Testimony on Legislation to Expunge Criminal Records in DC
Testimony before DC Council Judiciary & Public Safety Committee
April 8, 2021
Rabbi Charles Feinberg
Good morning. Thank you for the opportunity to testify this morning regarding B24-0063, “Second Chance Amendment Act of 2021,” and B24-0110, “Criminal Record Expungement Amendment Act of 2021.”
My name is Rabbi Charles Feinberg. I am the executive director of Interfaith Action for Human Rights which represents people of faith who educate and advocate in Maryland, DC and Virginia for corrections systems that avoid unnecessarily punitive practices such as solitary confinement and that instead focus on rehabilitation and successful reentry.
I commend the Council for taking up legislation that will expand the number and kinds of records that can be sealed. I support amending Chapter 8 of Title 16 to increase the number of eligible convictions that may be sealed, to reduce the number of years a resident must remain off papered to seal an eligible conviction, to simplify and shorten the process that a resident must undertake to seal a charge that does not end in a conviction.
I also support expanding the definition of an eligible felony and to make all misdemeanors eligible for sealing. Felonies are expanded to (A) Failure to appear (§ 23-1327); 31 “(B) First or second degree theft (§ 22-3211); and 32 “(C) Felony possession (§ 48-904.01(a)
However, I am disappointed that this legislation does not go far enough. This legislation does not address granting eligibility for expunging serious felonies. Nor does it include simplified waiting period and simplified burdens of proof. Furthermore, the legislation should mandate clearer rules on how sealed records may be accessed and used.
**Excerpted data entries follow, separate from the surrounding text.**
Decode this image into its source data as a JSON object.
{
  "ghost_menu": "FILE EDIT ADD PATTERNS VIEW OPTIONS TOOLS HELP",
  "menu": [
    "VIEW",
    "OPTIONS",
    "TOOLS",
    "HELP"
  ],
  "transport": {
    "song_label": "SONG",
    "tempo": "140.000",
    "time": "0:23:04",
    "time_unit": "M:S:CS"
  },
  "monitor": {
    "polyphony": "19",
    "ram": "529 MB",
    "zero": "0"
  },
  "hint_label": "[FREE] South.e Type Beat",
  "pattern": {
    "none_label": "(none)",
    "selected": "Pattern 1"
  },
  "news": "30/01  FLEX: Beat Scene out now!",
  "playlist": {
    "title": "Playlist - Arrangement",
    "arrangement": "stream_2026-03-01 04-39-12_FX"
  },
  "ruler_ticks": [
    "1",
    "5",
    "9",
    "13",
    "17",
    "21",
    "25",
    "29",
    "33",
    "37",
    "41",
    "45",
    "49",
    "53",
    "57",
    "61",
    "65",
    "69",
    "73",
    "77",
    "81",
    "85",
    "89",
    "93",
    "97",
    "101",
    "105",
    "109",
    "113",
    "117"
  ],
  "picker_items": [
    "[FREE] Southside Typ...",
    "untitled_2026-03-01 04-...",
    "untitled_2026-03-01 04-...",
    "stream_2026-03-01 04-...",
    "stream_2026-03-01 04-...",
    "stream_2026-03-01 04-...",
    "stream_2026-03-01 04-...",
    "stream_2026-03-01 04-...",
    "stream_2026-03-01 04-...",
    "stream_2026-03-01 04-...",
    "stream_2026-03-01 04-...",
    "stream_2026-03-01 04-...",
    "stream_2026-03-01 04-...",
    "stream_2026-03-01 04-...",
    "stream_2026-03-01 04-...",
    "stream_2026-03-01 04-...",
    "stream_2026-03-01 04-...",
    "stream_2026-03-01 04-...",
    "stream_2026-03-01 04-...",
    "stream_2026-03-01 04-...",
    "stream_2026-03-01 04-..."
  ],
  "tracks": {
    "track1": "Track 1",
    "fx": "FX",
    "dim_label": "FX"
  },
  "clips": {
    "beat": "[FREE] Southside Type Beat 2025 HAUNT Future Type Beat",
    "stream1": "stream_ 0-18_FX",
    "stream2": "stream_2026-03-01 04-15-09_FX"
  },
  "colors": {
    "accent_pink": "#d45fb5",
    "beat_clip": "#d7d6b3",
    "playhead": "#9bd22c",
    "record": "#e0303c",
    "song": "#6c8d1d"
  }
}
It should also give clearer guidance to our courts to decide motions as well as limiting the time for a court to decide a motion to seal. Finally, the legislation should make the instructions on how to file simple and easy to read. People should be able file without hiring an attorney.
The basic question that we all have to address is how many times and how long do we punish someone who was convicted of a crime? Once convicted of a felony, a DC resident becomes incarcerated in the Bureau of Prisons. He or she spends a number of years there. While there they do not receive the educational, psychological, and medical services they need to help them make different decisions for themselves. Many have served lengthy sentences and they return to a city that has dramatically changed since they lived here. Many are not prepared to re-enter. Many do not have homes to return to.
Then they return to the District and the punishment does not end. Do we provide housing for those returning from prison? No, we really don’t. Do the landlords want them? No, they don’t. Here is another barrier that is so difficult to overcome: finding a decent and affordable place to live in. Many then have to jump from one couch in one house to another and too often end up living on the street.
The same barriers apply to those seeking employment. Since our incarceration system does not provide coherent and meaningful educational programs, too many leave prison without the knowledge and skills needed to survive in a modern economy.
What do we do? We haggle over how long the records of those returning from prison should be open and when they can be sealed. We put up one barrier after another that returning citizens have to navigate and somehow bypass in order to live and prosper. The overwhelming percentage of those affected are black and brown people.
This city desperately needs political leadership that first and foremost will teach us not to fear people returning from prison. The fear of returning citizens blinds us from seeing their humanity. The fear of returning citizens causes us to continue punishing them for years after they have completed their time in prison. The fear of returning citizens prevents us from providing the services they need in order to succeed and live at peace with themselves and with others.
The legislation is a step forward. But it is an insufficient step forward. We need bolder steps and more ambitious programs for those returning. I encourage you to lead and not be afraid.